┌────────
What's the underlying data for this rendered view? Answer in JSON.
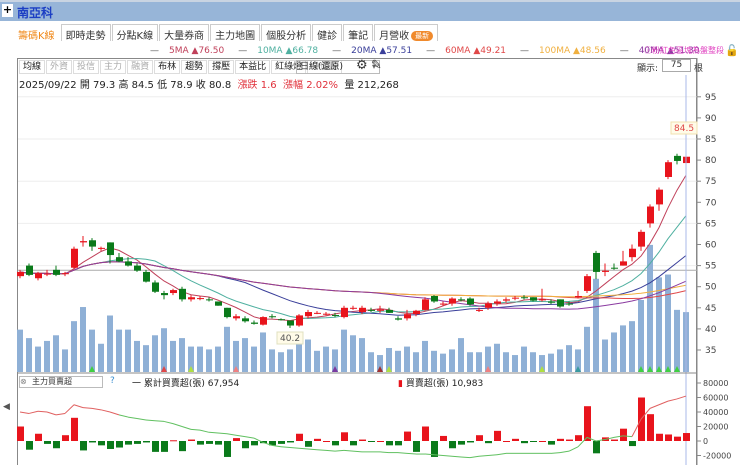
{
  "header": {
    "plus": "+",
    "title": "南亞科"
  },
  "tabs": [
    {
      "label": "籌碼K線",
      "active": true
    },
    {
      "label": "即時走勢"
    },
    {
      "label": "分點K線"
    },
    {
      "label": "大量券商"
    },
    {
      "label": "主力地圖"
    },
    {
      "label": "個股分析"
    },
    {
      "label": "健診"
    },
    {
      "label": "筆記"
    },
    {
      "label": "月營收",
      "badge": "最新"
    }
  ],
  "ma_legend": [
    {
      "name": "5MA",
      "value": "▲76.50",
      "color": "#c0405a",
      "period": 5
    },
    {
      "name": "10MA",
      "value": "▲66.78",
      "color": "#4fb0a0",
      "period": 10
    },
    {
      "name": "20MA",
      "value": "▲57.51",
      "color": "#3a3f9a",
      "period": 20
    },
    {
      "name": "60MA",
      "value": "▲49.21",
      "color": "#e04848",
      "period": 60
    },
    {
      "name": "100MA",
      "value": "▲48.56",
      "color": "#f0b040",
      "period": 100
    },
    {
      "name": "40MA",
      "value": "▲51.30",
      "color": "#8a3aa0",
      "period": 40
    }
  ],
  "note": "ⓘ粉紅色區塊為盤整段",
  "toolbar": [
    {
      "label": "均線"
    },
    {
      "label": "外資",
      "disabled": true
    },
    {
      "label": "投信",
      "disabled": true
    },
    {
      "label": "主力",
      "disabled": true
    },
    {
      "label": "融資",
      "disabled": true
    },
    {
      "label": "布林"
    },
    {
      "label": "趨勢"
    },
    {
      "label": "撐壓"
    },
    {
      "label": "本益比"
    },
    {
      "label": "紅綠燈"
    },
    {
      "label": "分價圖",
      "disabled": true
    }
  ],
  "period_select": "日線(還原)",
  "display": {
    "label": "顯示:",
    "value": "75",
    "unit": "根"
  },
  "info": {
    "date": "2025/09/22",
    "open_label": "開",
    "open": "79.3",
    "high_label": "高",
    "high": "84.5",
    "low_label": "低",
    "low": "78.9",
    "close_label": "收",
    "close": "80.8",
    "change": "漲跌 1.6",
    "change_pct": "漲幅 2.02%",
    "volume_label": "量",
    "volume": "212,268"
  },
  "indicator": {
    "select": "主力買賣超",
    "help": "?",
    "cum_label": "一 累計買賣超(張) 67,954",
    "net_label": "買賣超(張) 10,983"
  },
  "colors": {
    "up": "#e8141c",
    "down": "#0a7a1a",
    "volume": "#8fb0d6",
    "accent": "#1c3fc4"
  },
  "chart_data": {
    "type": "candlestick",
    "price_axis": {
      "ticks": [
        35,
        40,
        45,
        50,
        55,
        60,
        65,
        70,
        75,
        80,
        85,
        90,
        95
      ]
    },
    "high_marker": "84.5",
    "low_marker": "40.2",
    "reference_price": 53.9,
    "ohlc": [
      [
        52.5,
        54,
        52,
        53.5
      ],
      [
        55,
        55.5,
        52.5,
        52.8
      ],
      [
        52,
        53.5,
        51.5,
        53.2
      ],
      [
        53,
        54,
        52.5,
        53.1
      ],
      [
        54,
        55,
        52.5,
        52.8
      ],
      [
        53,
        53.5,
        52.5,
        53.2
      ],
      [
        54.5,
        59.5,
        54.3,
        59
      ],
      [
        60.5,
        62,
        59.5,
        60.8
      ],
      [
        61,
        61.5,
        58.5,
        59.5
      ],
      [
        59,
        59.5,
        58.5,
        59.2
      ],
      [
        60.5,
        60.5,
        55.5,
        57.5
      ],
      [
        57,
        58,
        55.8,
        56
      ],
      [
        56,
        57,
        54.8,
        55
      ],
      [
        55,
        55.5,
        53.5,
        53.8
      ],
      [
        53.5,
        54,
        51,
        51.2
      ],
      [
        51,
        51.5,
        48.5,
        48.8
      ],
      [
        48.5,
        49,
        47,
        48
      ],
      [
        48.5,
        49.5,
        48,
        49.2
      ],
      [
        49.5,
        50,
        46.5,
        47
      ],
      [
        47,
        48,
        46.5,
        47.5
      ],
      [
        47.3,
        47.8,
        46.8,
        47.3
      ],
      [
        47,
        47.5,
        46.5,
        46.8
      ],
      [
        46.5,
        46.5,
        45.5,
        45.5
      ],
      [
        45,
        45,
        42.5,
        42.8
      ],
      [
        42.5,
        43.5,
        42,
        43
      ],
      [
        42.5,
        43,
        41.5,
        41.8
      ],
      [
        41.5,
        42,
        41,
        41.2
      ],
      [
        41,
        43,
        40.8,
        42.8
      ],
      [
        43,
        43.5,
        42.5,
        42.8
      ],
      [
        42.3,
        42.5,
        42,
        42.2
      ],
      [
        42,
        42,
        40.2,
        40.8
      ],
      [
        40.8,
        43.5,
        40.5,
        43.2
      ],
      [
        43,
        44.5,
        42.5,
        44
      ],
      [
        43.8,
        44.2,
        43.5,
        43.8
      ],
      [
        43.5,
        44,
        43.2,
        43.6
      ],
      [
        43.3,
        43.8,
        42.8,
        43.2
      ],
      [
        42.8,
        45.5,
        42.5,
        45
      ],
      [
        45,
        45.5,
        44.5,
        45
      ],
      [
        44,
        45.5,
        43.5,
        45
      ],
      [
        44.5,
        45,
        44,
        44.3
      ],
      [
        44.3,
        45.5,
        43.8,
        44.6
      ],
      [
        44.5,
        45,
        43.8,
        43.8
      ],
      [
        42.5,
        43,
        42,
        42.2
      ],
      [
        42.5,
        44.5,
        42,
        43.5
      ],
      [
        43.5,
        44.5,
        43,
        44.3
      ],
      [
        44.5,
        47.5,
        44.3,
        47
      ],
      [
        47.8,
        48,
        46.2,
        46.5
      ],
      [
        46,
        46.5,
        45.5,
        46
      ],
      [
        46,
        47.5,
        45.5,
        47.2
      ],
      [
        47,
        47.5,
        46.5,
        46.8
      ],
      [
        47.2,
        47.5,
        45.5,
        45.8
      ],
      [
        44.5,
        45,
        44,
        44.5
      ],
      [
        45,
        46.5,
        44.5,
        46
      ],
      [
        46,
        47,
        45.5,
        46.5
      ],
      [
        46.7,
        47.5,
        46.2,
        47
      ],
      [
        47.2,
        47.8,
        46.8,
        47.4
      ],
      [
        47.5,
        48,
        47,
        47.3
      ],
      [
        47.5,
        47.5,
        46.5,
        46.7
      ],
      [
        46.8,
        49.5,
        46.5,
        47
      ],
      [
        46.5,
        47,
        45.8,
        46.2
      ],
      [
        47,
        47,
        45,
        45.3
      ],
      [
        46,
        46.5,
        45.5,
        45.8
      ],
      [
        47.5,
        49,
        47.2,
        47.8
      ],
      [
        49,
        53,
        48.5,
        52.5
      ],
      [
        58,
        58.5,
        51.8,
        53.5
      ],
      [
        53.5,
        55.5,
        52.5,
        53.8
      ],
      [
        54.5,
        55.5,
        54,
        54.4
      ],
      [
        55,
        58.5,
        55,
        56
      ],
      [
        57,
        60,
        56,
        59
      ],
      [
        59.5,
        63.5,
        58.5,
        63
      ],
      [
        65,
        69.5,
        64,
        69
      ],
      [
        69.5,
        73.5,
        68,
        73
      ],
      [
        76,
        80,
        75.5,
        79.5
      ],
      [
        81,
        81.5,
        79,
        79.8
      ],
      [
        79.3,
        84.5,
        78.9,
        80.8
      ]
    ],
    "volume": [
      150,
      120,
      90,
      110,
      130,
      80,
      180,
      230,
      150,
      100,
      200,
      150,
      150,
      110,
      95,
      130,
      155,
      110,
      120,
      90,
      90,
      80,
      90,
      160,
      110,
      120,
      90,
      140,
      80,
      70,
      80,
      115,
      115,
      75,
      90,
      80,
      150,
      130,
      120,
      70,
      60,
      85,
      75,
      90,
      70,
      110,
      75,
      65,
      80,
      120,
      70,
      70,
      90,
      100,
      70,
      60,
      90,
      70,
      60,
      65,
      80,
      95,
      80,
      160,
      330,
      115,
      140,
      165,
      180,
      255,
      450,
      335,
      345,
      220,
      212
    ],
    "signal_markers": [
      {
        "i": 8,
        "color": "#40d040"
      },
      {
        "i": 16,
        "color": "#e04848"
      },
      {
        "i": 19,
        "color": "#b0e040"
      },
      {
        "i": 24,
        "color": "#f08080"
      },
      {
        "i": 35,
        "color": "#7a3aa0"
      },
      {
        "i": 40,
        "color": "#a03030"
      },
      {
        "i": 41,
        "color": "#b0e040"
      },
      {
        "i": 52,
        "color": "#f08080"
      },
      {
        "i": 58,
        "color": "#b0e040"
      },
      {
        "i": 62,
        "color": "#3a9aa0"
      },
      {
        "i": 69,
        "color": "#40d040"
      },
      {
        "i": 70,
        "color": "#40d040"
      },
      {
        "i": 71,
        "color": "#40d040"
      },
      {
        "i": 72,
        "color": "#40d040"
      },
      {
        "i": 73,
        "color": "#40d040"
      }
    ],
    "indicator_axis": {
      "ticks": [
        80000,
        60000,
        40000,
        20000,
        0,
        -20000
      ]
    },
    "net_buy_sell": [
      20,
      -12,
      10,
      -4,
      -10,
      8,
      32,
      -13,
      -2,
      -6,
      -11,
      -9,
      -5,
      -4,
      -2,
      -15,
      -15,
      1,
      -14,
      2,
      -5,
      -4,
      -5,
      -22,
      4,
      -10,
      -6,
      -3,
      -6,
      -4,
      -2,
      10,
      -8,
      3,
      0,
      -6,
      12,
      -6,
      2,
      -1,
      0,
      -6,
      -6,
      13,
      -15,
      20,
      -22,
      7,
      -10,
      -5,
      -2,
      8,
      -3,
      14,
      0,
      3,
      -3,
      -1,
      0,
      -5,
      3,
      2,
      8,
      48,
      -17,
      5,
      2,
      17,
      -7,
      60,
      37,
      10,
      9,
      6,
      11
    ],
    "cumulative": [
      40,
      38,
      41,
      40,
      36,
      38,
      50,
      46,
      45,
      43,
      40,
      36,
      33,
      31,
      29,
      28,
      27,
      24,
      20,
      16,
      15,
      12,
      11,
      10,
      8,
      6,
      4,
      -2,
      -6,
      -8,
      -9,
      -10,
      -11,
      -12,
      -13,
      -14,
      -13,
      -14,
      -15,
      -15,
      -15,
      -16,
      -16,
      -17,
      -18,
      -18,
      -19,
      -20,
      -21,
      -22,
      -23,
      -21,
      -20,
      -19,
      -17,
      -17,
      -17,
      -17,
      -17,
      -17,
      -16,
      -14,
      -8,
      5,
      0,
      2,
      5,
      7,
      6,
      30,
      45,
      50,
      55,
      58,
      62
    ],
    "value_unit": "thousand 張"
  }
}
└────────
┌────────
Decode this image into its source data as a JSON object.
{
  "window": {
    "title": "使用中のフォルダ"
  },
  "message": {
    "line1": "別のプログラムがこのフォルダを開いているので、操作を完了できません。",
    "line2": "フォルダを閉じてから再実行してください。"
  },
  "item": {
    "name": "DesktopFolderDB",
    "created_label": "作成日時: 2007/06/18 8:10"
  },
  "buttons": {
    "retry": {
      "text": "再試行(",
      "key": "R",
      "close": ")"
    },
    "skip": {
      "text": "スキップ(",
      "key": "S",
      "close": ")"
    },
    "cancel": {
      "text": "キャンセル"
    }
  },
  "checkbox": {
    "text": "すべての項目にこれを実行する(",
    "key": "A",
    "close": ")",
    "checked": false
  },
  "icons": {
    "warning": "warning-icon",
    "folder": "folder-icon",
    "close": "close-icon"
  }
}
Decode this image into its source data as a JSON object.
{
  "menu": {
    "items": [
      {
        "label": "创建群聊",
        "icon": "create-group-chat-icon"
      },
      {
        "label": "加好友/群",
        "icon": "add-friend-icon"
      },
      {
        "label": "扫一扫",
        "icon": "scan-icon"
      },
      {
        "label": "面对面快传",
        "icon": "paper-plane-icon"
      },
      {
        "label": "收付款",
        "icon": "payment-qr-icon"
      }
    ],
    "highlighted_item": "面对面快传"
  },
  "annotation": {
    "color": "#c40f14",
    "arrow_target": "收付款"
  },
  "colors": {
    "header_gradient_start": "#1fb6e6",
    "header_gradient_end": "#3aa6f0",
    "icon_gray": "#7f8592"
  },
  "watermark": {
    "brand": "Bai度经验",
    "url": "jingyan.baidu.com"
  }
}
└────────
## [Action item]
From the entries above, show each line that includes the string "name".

## [Your solution]
      "name": "5MA",
      "name": "10MA",
      "name": "20MA",
      "name": "60MA",
      "name": "100MA",
      "name": "40MA",
    "name": "DesktopFolderDB",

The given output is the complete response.